2: Theme:

Every speaker about to face an audience in the course of delivering a message should focus on a particular theme. Having a particular theme in place would keep him or her on track with the message without veering off into another topic.

Developing a theme would also enable the speaker reinforce the message before the audience and remain consistent in the course of delivering the message to the audience. Being consistent with the message would keep both the speaker and audience on the same page.

3: Stick to your personality:

While speaking to an audience it's important the speaker embraces his/ her own distinct personality and not try to be someone else. Trying to imitate someone else
can alienate the speaker from the audience. It's important for a speaker to understand that his/her unique personality is conveyed through  the tone, expressions and body language.

4: conduct Research on the audience:

It's crucial for the speaker to conduct a research on the audience he or she would be addressing. This would enable him or her know the educational level of the audience and other details such as their age grouping, sex and professional backgrounds.

A good knowledge of the audience's background would enable the speaker tailor his message to suit the level of understanding of the audience based on findings from such research.

5: Practice:

Every person about to speak to an audience, especially for first timers, owes it a duty to practice. This is necessary in overcoming stage freight and boosting confidence of the speaker. To begin with the speaker should identity those things he or she is not confident about before the audience and develop a means to deal with them.

6: Engaging the audience:

Another critical component of effective speaking borders on actively engaging the audience. This is necessary in order to keep them active and not passive. Actively engaging the audience can be achieved by creating room for moderated questions and answers.

Catch words, which the audience can respond or chorus to can be developed. Engaging the audience in the course of speaking serves as a key element in public speaking. It creates room for a discussion among all parties involved. This makes an event lively and shifts attention from the speaker to the audience as well.

Wednesday, 6 December 2017

The History of Public Relations in Nigeria

By Dominic Nwelih

The history of PR, Public Relations in Nigeria dates back to the years which preceded the Second World War.

During this period  unfavourable policies of the  British Colonial Government had to a large extent strained relations between it and Nigerians.

This continued until 1943 during the Second World War, when the colonial government deemed it necessary to institute its own Public Relations practise - with a view to keep the public informed about developments at the warfront - since Nigerians had also been recruited  into the battle field.

Dubbed: War Information Office, the organization was also saddled with the responsibility of ensuring dissemination of favorable news  narratives about the colonial government and its policies.

To this end, it  employed  many Nigerians - most with journalistic background - as publicity officers.
Some notable officers included: Cyprian Ekwensi, Anthony Enahoro and the late Dr. Sam Epelle.

However, since there was strong opposition to colonial rule at the period, activities of the PR outfit, were viewed with distrust among Nigerians.

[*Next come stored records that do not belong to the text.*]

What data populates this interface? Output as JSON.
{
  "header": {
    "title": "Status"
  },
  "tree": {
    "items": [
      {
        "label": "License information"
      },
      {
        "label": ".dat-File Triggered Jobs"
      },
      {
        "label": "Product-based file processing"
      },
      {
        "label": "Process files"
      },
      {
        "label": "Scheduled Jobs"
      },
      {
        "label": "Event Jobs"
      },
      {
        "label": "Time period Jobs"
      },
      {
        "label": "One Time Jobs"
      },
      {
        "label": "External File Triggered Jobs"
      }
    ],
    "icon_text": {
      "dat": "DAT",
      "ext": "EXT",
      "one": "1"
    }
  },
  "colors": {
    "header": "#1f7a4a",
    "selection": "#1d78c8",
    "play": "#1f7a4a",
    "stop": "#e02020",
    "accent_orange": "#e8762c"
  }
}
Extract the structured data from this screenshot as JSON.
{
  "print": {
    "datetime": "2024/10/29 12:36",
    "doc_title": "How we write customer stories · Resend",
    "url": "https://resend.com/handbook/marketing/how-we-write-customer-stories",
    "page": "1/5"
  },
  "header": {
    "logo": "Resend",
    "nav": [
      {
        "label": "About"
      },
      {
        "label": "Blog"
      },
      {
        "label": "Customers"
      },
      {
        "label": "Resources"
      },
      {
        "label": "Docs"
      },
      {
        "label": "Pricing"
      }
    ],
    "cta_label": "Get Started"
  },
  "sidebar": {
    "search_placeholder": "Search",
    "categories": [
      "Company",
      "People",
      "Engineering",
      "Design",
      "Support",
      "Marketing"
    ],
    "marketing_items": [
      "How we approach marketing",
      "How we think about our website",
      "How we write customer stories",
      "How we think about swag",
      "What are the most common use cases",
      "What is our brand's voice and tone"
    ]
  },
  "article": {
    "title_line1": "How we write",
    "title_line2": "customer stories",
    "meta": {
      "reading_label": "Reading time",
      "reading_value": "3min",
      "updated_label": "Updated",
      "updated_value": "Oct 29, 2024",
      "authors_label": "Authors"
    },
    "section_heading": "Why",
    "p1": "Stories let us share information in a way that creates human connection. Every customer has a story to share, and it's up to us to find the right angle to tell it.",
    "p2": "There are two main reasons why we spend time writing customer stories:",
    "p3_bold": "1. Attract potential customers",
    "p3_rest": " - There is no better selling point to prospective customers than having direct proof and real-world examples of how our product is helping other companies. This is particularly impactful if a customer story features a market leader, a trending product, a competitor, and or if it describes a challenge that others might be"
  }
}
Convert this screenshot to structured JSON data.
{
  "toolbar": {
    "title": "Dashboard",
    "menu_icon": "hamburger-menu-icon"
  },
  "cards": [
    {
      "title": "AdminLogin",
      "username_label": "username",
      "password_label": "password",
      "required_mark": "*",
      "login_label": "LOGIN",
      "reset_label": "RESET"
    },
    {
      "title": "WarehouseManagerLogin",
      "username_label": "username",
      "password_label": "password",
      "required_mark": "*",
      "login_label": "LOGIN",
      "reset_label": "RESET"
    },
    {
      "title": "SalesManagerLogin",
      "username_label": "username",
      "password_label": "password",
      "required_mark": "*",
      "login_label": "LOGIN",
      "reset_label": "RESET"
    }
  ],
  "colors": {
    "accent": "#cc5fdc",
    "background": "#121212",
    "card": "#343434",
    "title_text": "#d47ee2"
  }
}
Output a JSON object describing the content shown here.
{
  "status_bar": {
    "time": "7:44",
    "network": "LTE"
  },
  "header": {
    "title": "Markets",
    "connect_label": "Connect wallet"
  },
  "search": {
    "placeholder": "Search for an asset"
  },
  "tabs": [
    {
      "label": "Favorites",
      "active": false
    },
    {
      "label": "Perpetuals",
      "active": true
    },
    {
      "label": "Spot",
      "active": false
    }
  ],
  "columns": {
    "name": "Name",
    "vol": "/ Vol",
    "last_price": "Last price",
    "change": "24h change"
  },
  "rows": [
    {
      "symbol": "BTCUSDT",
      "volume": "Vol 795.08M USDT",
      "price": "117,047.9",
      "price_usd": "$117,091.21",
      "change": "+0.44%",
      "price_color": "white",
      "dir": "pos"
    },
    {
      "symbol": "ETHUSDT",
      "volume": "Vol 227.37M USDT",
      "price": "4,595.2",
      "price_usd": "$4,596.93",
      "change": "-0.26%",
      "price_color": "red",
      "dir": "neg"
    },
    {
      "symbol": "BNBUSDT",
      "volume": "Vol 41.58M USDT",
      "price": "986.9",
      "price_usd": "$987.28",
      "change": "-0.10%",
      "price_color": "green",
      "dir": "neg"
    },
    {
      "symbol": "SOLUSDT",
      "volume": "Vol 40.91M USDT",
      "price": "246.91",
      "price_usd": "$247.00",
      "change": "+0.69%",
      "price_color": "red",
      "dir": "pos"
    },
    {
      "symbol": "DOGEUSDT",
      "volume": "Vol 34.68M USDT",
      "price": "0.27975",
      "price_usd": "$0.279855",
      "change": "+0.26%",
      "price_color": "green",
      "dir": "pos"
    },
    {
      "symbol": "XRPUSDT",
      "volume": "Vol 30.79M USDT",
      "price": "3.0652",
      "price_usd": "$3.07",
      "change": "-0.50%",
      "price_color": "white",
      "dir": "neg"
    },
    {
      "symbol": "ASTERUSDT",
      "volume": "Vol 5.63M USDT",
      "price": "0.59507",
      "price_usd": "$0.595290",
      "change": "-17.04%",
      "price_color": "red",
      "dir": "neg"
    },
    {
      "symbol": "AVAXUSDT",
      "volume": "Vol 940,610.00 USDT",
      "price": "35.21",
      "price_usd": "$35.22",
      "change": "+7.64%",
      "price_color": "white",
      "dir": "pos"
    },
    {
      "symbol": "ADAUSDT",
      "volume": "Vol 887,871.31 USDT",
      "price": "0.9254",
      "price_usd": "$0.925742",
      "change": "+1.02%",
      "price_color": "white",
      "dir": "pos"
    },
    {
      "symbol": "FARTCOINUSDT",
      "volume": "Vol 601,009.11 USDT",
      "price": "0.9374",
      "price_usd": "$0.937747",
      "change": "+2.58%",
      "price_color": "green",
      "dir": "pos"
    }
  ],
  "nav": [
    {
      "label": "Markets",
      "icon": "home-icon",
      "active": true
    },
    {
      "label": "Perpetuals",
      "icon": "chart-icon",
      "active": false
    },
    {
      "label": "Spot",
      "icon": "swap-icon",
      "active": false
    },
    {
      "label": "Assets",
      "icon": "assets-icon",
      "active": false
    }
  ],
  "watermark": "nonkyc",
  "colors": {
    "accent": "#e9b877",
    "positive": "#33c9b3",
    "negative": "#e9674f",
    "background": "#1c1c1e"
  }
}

Subsequently, other government agencies, parastatals as well as the private sector, embraced the practise of Public Relations - as a means to manage the flow of information between their organizations and their publics.

In the public sector, they included:  the Electricity Corporation of Nigeria and Nigerian Railway Corporation.

The private sector included organizations like United African Company of Nigeria (UACN) and Shell BP Petroleum Development Company.

This paved the way for the emergence of PR consultancy firms - which emerged in the 1960s.

Some individuals who operated Public Relations consultancies  on individual basis, include the likes of late Ebun Adesioye,Otunba Kunle
Ojora, Peter Hospidales, Dotun Okubanjo, Dr Clarkson Majomi and Mr. Olu Ademulegun.